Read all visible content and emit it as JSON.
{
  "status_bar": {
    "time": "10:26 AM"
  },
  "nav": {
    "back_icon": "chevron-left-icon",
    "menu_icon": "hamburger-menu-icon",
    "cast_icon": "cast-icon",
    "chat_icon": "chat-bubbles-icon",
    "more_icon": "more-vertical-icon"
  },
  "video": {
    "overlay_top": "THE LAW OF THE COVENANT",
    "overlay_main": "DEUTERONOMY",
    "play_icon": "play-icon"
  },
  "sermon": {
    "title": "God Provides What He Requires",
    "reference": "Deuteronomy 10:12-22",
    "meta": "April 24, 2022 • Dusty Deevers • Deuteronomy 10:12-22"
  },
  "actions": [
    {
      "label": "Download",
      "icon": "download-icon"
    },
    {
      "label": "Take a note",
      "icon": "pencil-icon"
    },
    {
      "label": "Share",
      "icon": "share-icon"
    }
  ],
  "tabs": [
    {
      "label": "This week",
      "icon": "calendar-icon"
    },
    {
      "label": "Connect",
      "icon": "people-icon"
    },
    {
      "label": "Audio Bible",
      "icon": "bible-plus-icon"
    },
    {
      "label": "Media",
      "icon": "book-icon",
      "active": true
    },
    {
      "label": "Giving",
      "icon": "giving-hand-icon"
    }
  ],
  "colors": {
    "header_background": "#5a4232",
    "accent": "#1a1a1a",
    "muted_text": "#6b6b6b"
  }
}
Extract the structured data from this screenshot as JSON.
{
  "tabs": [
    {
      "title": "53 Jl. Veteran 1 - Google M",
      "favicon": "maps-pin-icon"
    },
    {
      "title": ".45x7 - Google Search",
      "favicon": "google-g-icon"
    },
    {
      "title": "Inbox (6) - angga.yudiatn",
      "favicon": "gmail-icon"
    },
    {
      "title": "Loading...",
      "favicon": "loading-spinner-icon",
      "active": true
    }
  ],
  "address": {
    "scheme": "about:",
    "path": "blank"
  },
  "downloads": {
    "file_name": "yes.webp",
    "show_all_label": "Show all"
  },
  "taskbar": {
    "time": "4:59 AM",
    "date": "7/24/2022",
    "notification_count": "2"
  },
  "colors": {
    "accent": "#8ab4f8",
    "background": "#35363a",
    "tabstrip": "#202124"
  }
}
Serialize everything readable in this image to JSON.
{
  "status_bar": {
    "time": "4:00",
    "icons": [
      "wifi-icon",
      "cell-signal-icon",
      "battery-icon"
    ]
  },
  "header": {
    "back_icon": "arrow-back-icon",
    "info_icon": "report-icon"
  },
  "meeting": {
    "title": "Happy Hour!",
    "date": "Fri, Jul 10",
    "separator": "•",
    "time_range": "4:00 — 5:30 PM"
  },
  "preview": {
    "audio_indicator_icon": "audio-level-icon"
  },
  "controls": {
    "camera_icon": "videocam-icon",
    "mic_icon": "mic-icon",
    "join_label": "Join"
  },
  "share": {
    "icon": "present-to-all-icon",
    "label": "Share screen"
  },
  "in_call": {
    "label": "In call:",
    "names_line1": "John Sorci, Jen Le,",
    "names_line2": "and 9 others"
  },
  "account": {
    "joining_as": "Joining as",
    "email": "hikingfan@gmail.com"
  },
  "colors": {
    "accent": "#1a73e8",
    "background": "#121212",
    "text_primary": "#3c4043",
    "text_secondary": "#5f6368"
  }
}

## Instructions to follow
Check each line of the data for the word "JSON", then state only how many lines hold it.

## Answer for this exercise
3